How (and why) to Forgive
Discover tips and techniques for forgiveness.
Have you ever struggled to forgive someone? Held a grudge longer than you wanted? Have you ever felt shame or guilt about hurting someone else and not known how to ask for forgiveness? Forgiveness is essential to maintaining and repairing relationships – but that doesn’t make it easy. Many of us struggle to forgive and to get the forgiveness we want. In this article, we’ll talk about forgiveness, how to give and get it, and why it's important.
Forgiveness, in simplest terms, is letting go of angry feelings and thoughts toward somebody who hurt you and replacing them with positive feelings and thoughts. When we forgive, we accept that something bad happened to us and say that we want to move on. We become willing to see the other person for more than what they did that hurt us. But moving from anger to more positive emotions can be a lot harder than it sounds. When somebody hurts you, it is natural to want them to feel what you’re feeling. Forgiving that person means overriding that natural impulse to strike back (Wade et al., 2008).
At the same time, forgiving is not deciding that what the other person did was justifiable, excusable, or okay. When you forgive somebody, you’re not absolving them of blame—you are deciding that you won’t hold what happened against them. What they did was still wrong but letting go of your feelings about it has become more important. Whether or not you ever want to interact with somebody again, you can still forgive them.
You might have noticed that when you don’t know the person who hurt you very well, it may be easier to let go of the negative feelings they have (Worthington, 2005). In fact, you might not even need an apology from the person who hurt you (Enright & Fitzgibbons, 2000). However, forgiving someone you are closer to may require more effort on your part, or an apology from that person (Enright & Fitzgibbons, 2000).
Often, we forgive when the benefits of forgiving start to seem more important than the benefits of staying angry.

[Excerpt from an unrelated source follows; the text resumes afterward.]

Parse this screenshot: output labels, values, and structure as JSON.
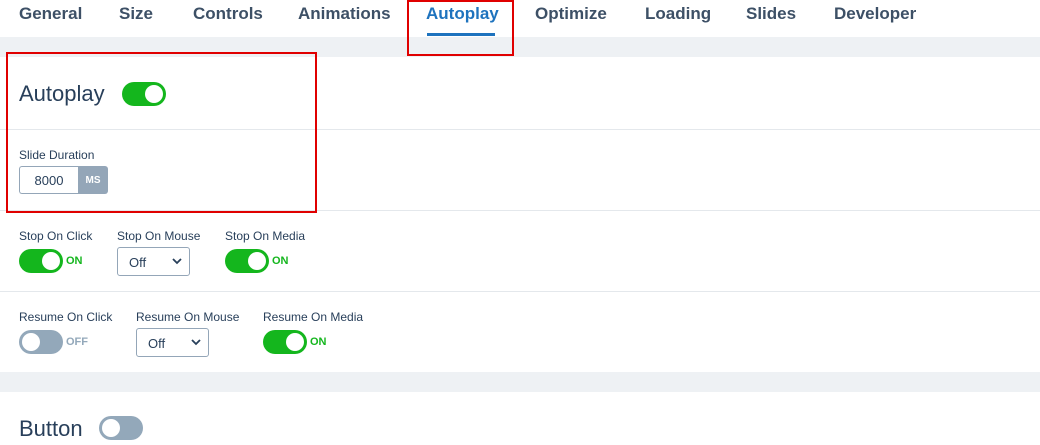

We might miss the company of the person we’re angry with or be tired of feeling upset every time we hear their name. But there is a range of health benefits to practicing forgiveness (Witvliet & McCullough, 2007; Worthington & Scherer, 2004) that make it worth your while to learn more about how to practice forgiveness.
How to Forgive Someone
Forgiveness must happen in your own head; if you say you forgive somebody, but don’t mean it, that forgiveness isn’t driven by your conviction. To be ready to forgive someone, you can ask yourself if you believe the three following statements (McCullough, 2009).
The next step, which is optional but often helpful, is to tell the other person your side of the story.
How to Get Forgiveness from Someone
Before you try to ask for forgiveness, there are some helpful questions to ask yourself (Holmgren, 2002). First, you can check to see whether you are rationalizing that your behavior was okay – are you holding on to the belief that you didn’t do anything wrong? You might also ask yourself if you are hesitating to take full responsibility for your role in what happened. Finally, you can check to see if you have any judgments of the other person that might make it hard to ask for forgiveness. Do you think the other person is overreacting or does not have a right to be upset? It might help to talk about your answers to these questions with a trusted friend, loved one, or mentor before you ask for forgiveness.
Once you have answered those questions to your own satisfaction, here are four steps you can use to get forgiveness from someone (Cornish & Wade, 2015):
Forgiveness is a useful tool for reducing feelings of anger and resentment and being able to repair relationships. Whether you are forgiving yourself or someone else, you give yourself a chance to feel better and live a healthier life each time you put forgiveness into practice. The more you practice forgiveness, the more quickly other people may forgive you, too.
Pamela (Pami) Parker currently serves as a holistic practitioner, coach and teacher. Her intention is to be a compassionate guide to those who choose to experience a healthier, happier and more peaceful way of life.